Mulholland argued that the withdrawn advice – initially published in July 2017 and backing pubcos to lawfully impose additional arbitration upon tenants seeking MRO – affected thousands of tenants and denied them legal rights after being issued erroneously.
10 July – PCA launches first investigation. As reported by The MA, Heineken’s pub arm Star Pubs & Bars was investigated by the office of the PCA after it believed the brewer and operator may have breached the pubs code.
Paul Newby and his deputy Fiona Dickie claimed to have reasonable grounds to suspect the operator of near 3,000 pubs has used “unreasonable stocking terms” in proposed free-of-tie MRO tenancies, which is deemed a breach of the pubs code.
22 August – It was revealed that PCA Paul Newby would not be seeking reappointment and would leave office in May 2020.
19 December – A survey conducted by the PCA highlighted “endemic issues” and served as a “stark reminder” of the challenges facing tied tenants according to commentators from the pub sector.
The Tied Tenant Survey saw a representative sample of tenants from each of the six regulated pub-owning businesses quizzed on issues ranging from the viability of MRO to their relationship with their business development manager.
The survey, found that the proportion of tenants who had seen, heard or read about the pubs code was similar to that found by the office’s last survey conducted in 2017 at 78%. However, it found that only a third of tenants (33%) claimed to be “very aware” of the legislation.
5 December – Brewer and pub operator Marston’s was judged to have broken pubs code legislation following what the PCA described as “significantly deficient” treatment of one of its licensees.
The PCA published an arbitration decision that found the wastage allowance for cask beer that Marston’s – operator of 1,400 pubs and employer of 14,000 staff – used when calculating rent for Ed Anderson of the Railway Inn was “inappropriate and inadequate”.

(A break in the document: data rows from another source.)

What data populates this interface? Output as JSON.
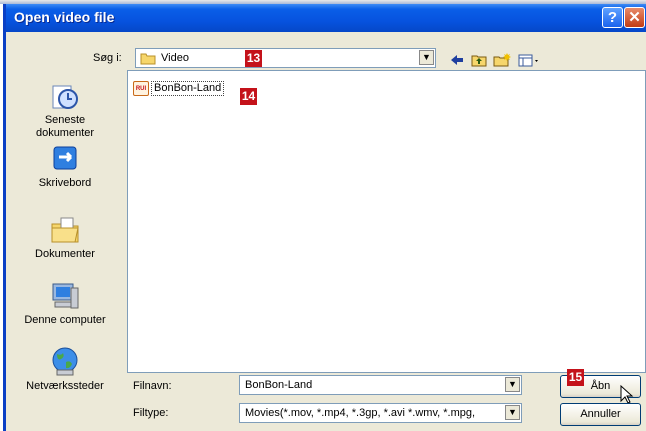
{
  "window": {
    "title": "Open video file",
    "help_glyph": "?",
    "close_glyph": "✕"
  },
  "lookin": {
    "label": "Søg i:",
    "value": "Video",
    "badge": "13"
  },
  "toolbar": {
    "icons": [
      "back-arrow-icon",
      "up-folder-icon",
      "new-folder-icon",
      "view-menu-icon"
    ]
  },
  "places": [
    {
      "label": "Seneste\ndokumenter",
      "icon": "recent-documents-icon"
    },
    {
      "label": "Skrivebord",
      "icon": "desktop-icon"
    },
    {
      "label": "Dokumenter",
      "icon": "my-documents-icon"
    },
    {
      "label": "Denne computer",
      "icon": "my-computer-icon"
    },
    {
      "label": "Netværkssteder",
      "icon": "network-places-icon"
    }
  ],
  "files": [
    {
      "name": "BonBon-Land",
      "badge": "14",
      "icon": "video-file-icon",
      "icon_text": "RUI"
    }
  ],
  "filename": {
    "label": "Filnavn:",
    "value": "BonBon-Land"
  },
  "filetype": {
    "label": "Filtype:",
    "value": "Movies(*.mov, *.mp4, *.3gp, *.avi *.wmv, *.mpg,"
  },
  "buttons": {
    "open": "Åbn",
    "open_badge": "15",
    "cancel": "Annuller"
  },
  "colors": {
    "titlebar": "#0753df",
    "badge": "#c4121a",
    "dialog_bg": "#ece9d8"
  }
}
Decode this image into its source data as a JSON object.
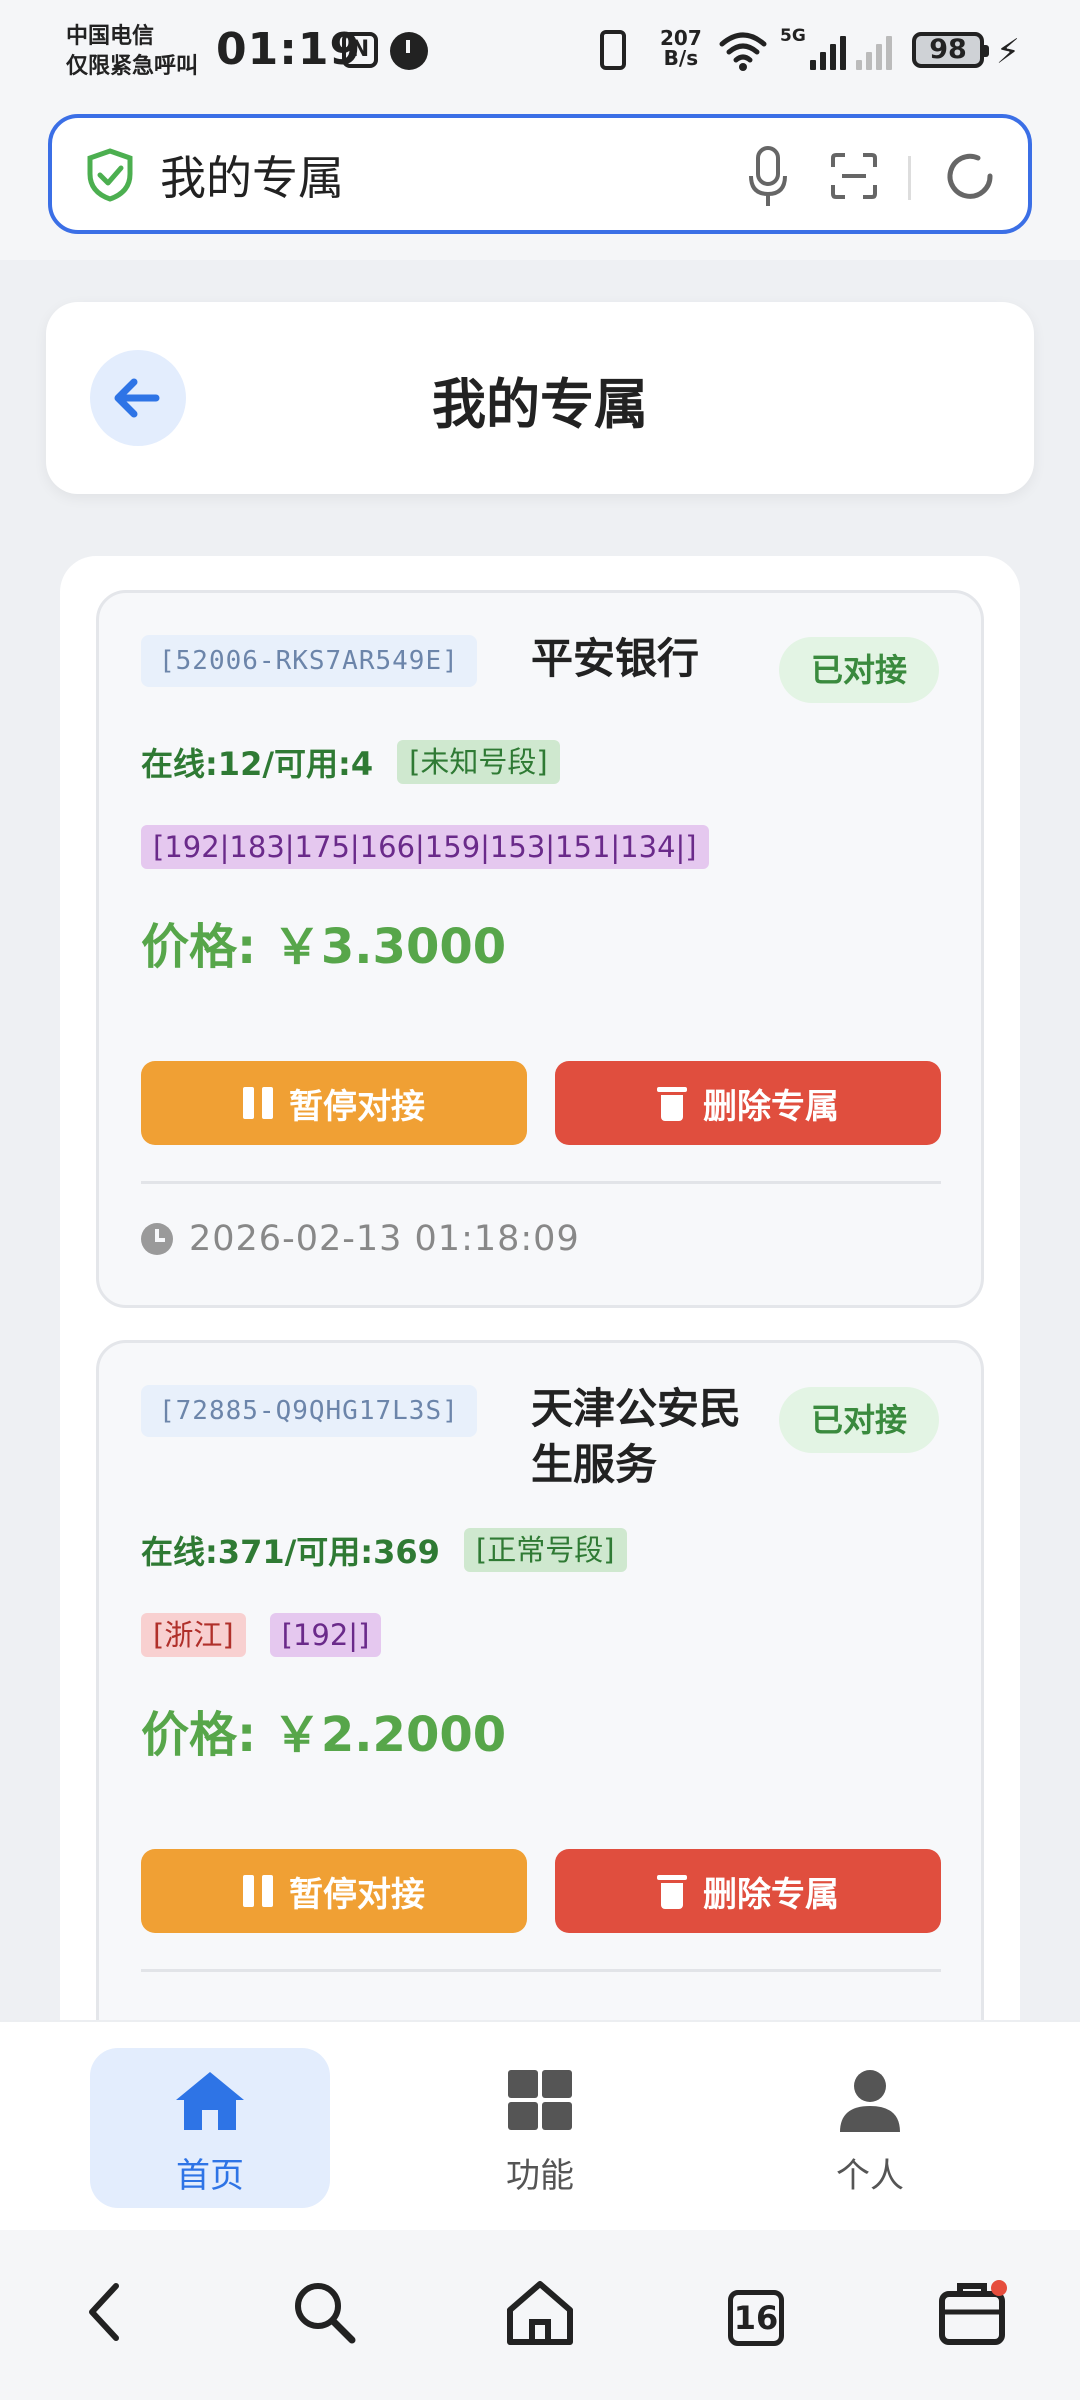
{
  "status_bar": {
    "carrier_line1": "中国电信",
    "carrier_line2": "仅限紧急呼叫",
    "time": "01:19",
    "net_speed_top": "207",
    "net_speed_bottom": "B/s",
    "network_label": "5G",
    "battery": "98"
  },
  "browser": {
    "address_text": "我的专属",
    "tab_count": "16"
  },
  "page": {
    "title": "我的专属"
  },
  "items": [
    {
      "code": "[52006-RKS7AR549E]",
      "name": "平安银行",
      "status": "已对接",
      "stats": "在线:12/可用:4",
      "segment": "[未知号段]",
      "tags_red": [],
      "tags_purple": [
        "[192|183|175|166|159|153|151|134|]"
      ],
      "price": "价格: ￥3.3000",
      "pause_label": "暂停对接",
      "delete_label": "删除专属",
      "time": "2026-02-13 01:18:09"
    },
    {
      "code": "[72885-Q9QHG17L3S]",
      "name": "天津公安民生服务",
      "status": "已对接",
      "stats": "在线:371/可用:369",
      "segment": "[正常号段]",
      "tags_red": [
        "[浙江]"
      ],
      "tags_purple": [
        "[192|]"
      ],
      "price": "价格: ￥2.2000",
      "pause_label": "暂停对接",
      "delete_label": "删除专属"
    }
  ],
  "tabbar": {
    "home": "首页",
    "functions": "功能",
    "profile": "个人"
  },
  "colors": {
    "accent_blue": "#2e74e6",
    "success_green": "#57a64a",
    "pause_orange": "#f0a034",
    "delete_red": "#e04e3e"
  }
}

24 February – The Government announced that it had appointed Fiona Dickie as the new PCA, taking up her appointment for a four-year term after Paul Newby stepped down in May.
2 April – Pubcos sign PCA declaration to preserve tenant rights during the Covid-19 pandemic – The businesses regulated by the pubs code signed a joint declaration to protect tenant rights after informing Paul Newby that they were unable to uphold duties during lockdown.

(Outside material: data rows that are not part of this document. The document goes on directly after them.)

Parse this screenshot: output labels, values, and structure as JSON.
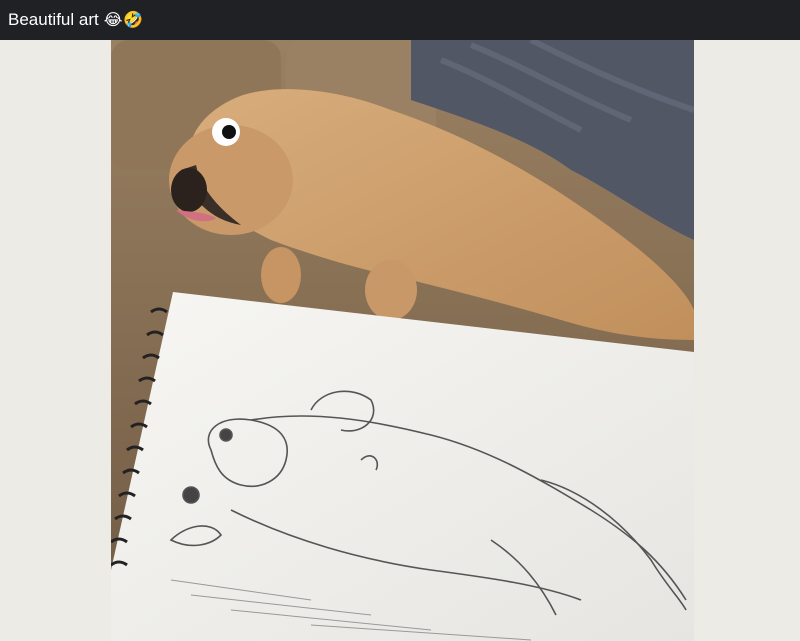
{
  "post": {
    "title": "Beautiful art",
    "emoji": "😂🤣"
  },
  "image": {
    "subject_icons": [
      "pug-photo",
      "pencil-sketch"
    ],
    "colors": {
      "background": "#ecebe6",
      "topbar": "#1f2125",
      "couch": "#8a7358",
      "blanket": "#525766",
      "dog": "#d2a574",
      "paper": "#f2f1ee"
    }
  }
}
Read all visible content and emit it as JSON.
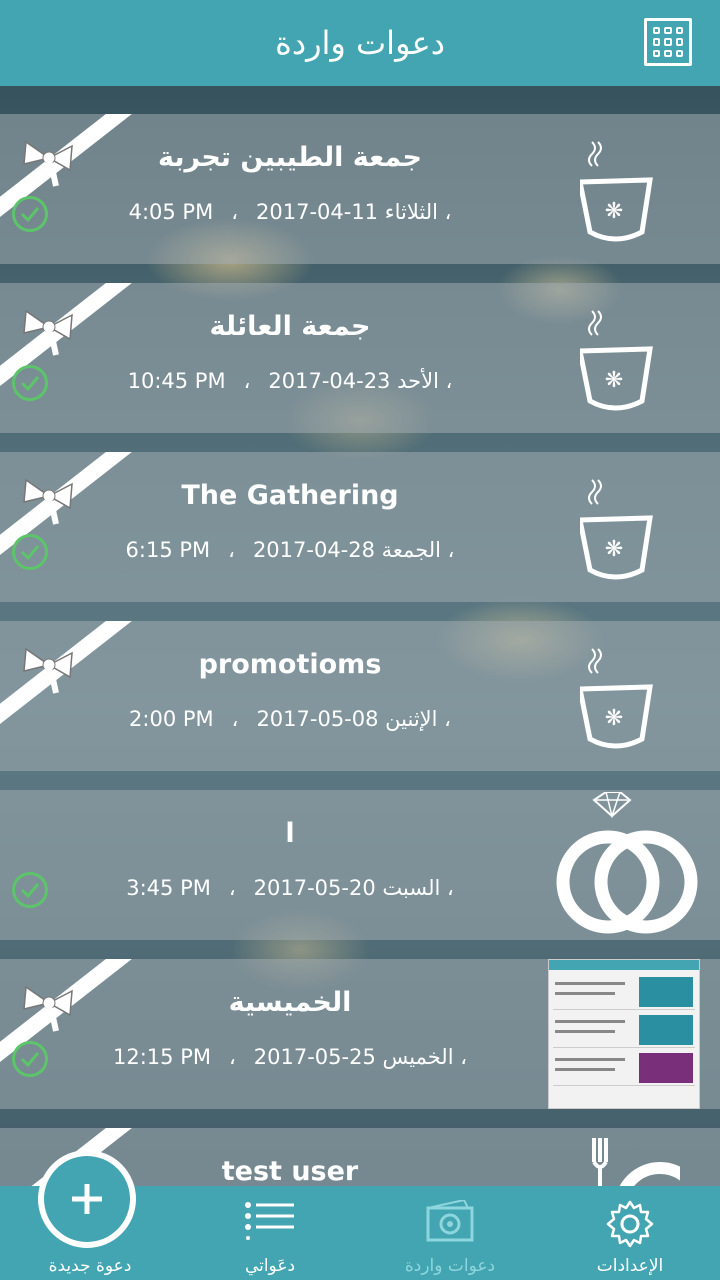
{
  "header": {
    "title": "دعوات واردة",
    "menu_icon": "grid-logo-icon"
  },
  "invitations": [
    {
      "title": "جمعة الطيبين تجربة",
      "day": "الثلاثاء ،",
      "date": "2017-04-11",
      "time": "4:05 PM",
      "icon": "cup-icon",
      "ribbon": true,
      "checked": true
    },
    {
      "title": "جمعة العائلة",
      "day": "الأحد ،",
      "date": "2017-04-23",
      "time": "10:45 PM",
      "icon": "cup-icon",
      "ribbon": true,
      "checked": true
    },
    {
      "title": "The Gathering",
      "day": "الجمعة ،",
      "date": "2017-04-28",
      "time": "6:15 PM",
      "icon": "cup-icon",
      "ribbon": true,
      "checked": true
    },
    {
      "title": "promotioms",
      "day": "الإثنين ،",
      "date": "2017-05-08",
      "time": "2:00 PM",
      "icon": "cup-icon",
      "ribbon": true,
      "checked": false
    },
    {
      "title": "ا",
      "day": "السبت ،",
      "date": "2017-05-20",
      "time": "3:45 PM",
      "icon": "rings-icon",
      "ribbon": false,
      "checked": true
    },
    {
      "title": "الخميسية",
      "day": "الخميس ،",
      "date": "2017-05-25",
      "time": "12:15 PM",
      "icon": "thumbnail-image",
      "ribbon": true,
      "checked": true
    },
    {
      "title": "test user",
      "icon": "plate-cutlery-icon",
      "ribbon": true,
      "checked": false
    }
  ],
  "meta_separator": "،",
  "tabs": [
    {
      "label": "دعوة جديدة",
      "icon": "plus-icon"
    },
    {
      "label": "دعَواتي",
      "icon": "list-icon"
    },
    {
      "label": "دعوات واردة",
      "icon": "inbox-card-icon"
    },
    {
      "label": "الإعدادات",
      "icon": "gear-icon"
    }
  ],
  "colors": {
    "primary": "#43a5b1",
    "check": "#5cc56a",
    "inactive_tab": "#8ed6de"
  }
}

According to a statement released by the office of the PCA, the six businesses informed the industry regulator that they did not expect to be able to comply with crucial pubs code duties – including serving compliant rent proposals, rent assessment proposals and MRO option full responses – during the pandemic.
15 October – PCA Fiona Dickie fined Heineken’s pub arm, Star Pubs & Bars, £2m for “seriously and repeatedly” breaching the pubs code over nearly three years – a charge the operator said it was 'actively considering' appealing.

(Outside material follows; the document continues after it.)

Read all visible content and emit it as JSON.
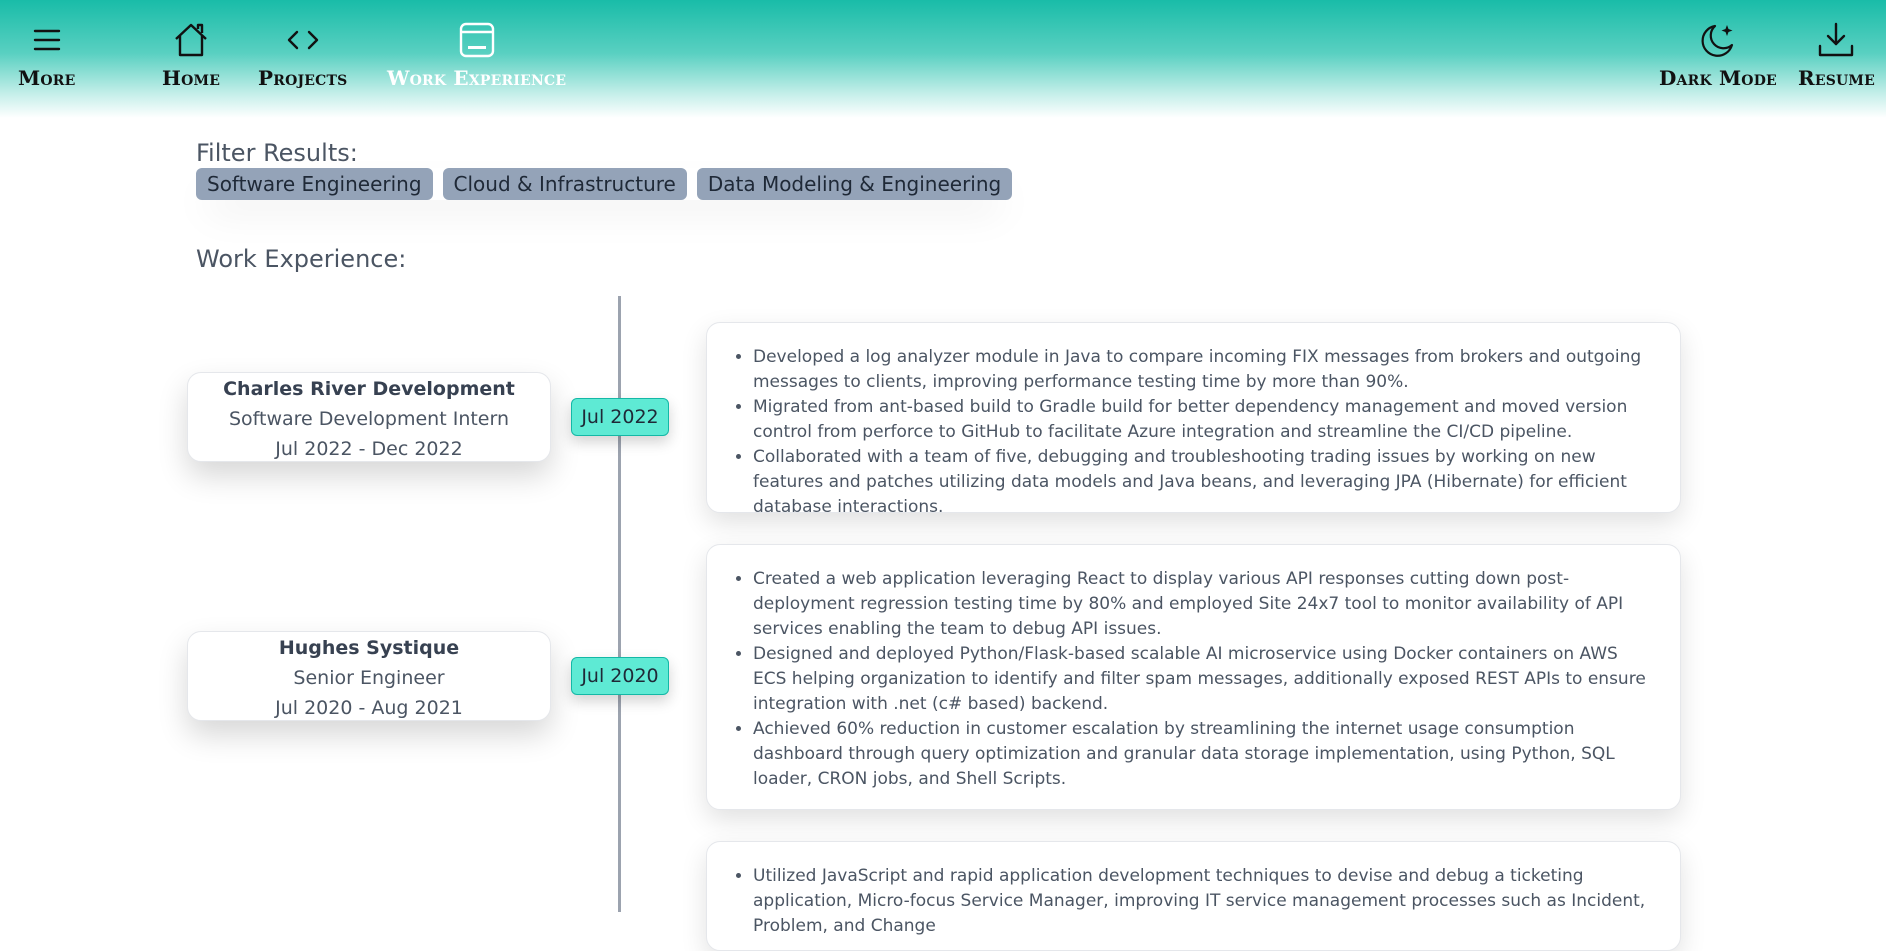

The industry regulator concluded that the nature and seriousness of the 12 breaches uncovered had “frustrated the principles of the pubs code” and merited a financial penalty, which would act as a deterrent to all regulated pub-owning businesses from future non-compliance.
4 November – A review of the pubs code resulted in the Government deciding to keep the threshold of 500 or more tied pubs for pub-owning businesses to be subject to code regulation.
23 March – MSPs pass Bill to reform Scotland's tied pubs – Members of Scottish Parliament passed The Tied Pubs (Scotland) Bill heralding the creation of a statutory pubs code and an independent adjudicator role.
11 June – Tribunal orders PCA to release withheld pubco letters and meeting notes – The PCA was ordered by an information appeals tribunal to release letters and meeting notes with regulated pub companies that led to what has been described as a “significant error” in a now withdrawn pubs code statutory advice note on rent dispute clauses and Calderbank letters.
The withdrawn advice – initially published in July 2017 – backed pubcos to lawfully impose additional arbitration upon tenants seeking to exercise their right to market rent only option.